## Task input
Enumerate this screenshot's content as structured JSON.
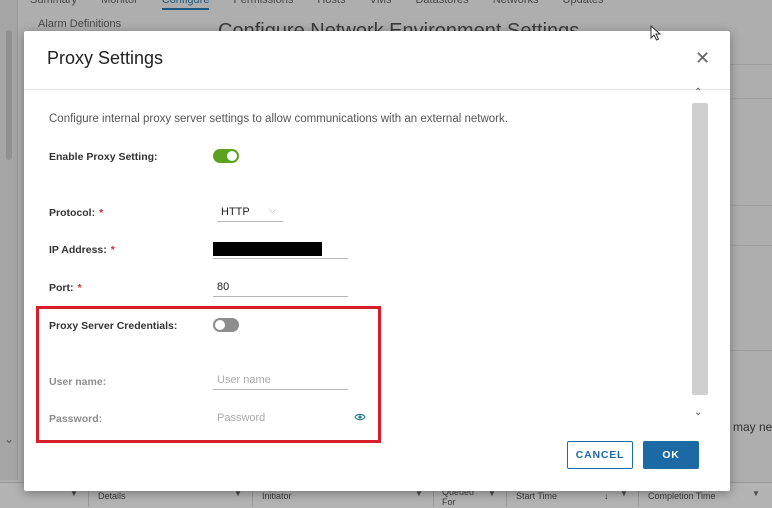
{
  "background": {
    "tabs": [
      "Summary",
      "Monitor",
      "Configure",
      "Permissions",
      "Hosts",
      "VMs",
      "Datastores",
      "Networks",
      "Updates"
    ],
    "active_tab": "Configure",
    "sub_item": "Alarm Definitions",
    "heading": "Configure Network Environment Settings",
    "right_text": "may nega",
    "table_columns": [
      "Details",
      "Initiator",
      "Queued For",
      "Start Time",
      "Completion Time"
    ]
  },
  "dialog": {
    "title": "Proxy Settings",
    "close_icon": "close-icon",
    "description": "Configure internal proxy server settings to allow communications with an external network.",
    "enable_proxy": {
      "label": "Enable Proxy Setting:",
      "enabled": true
    },
    "protocol": {
      "label": "Protocol:",
      "required": "*",
      "value": "HTTP"
    },
    "ip_address": {
      "label": "IP Address:",
      "required": "*",
      "value": ""
    },
    "port": {
      "label": "Port:",
      "required": "*",
      "value": "80"
    },
    "credentials": {
      "label": "Proxy Server Credentials:",
      "enabled": false
    },
    "username": {
      "label": "User name:",
      "placeholder": "User name"
    },
    "password": {
      "label": "Password:",
      "placeholder": "Password"
    },
    "buttons": {
      "cancel": "CANCEL",
      "ok": "OK"
    }
  },
  "colors": {
    "accent": "#1b6aa3",
    "toggle_on": "#5aa220",
    "toggle_off": "#8d8d8d",
    "highlight": "#d81e2a",
    "required": "#d0262e"
  }
}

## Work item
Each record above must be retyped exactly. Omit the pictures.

## Solution to this task
Enumerate this screenshot's content as structured JSON.
{
  "background": {
    "tabs": [
      "Summary",
      "Monitor",
      "Configure",
      "Permissions",
      "Hosts",
      "VMs",
      "Datastores",
      "Networks",
      "Updates"
    ],
    "active_tab": "Configure",
    "sub_item": "Alarm Definitions",
    "heading": "Configure Network Environment Settings",
    "right_text": "may nega",
    "table_columns": [
      "Details",
      "Initiator",
      "Queued For",
      "Start Time",
      "Completion Time"
    ]
  },
  "dialog": {
    "title": "Proxy Settings",
    "close_icon": "close-icon",
    "description": "Configure internal proxy server settings to allow communications with an external network.",
    "enable_proxy": {
      "label": "Enable Proxy Setting:",
      "enabled": true
    },
    "protocol": {
      "label": "Protocol:",
      "required": "*",
      "value": "HTTP"
    },
    "ip_address": {
      "label": "IP Address:",
      "required": "*",
      "value": ""
    },
    "port": {
      "label": "Port:",
      "required": "*",
      "value": "80"
    },
    "credentials": {
      "label": "Proxy Server Credentials:",
      "enabled": false
    },
    "username": {
      "label": "User name:",
      "placeholder": "User name"
    },
    "password": {
      "label": "Password:",
      "placeholder": "Password"
    },
    "buttons": {
      "cancel": "CANCEL",
      "ok": "OK"
    }
  },
  "colors": {
    "accent": "#1b6aa3",
    "toggle_on": "#5aa220",
    "toggle_off": "#8d8d8d",
    "highlight": "#d81e2a",
    "required": "#d0262e"
  }
}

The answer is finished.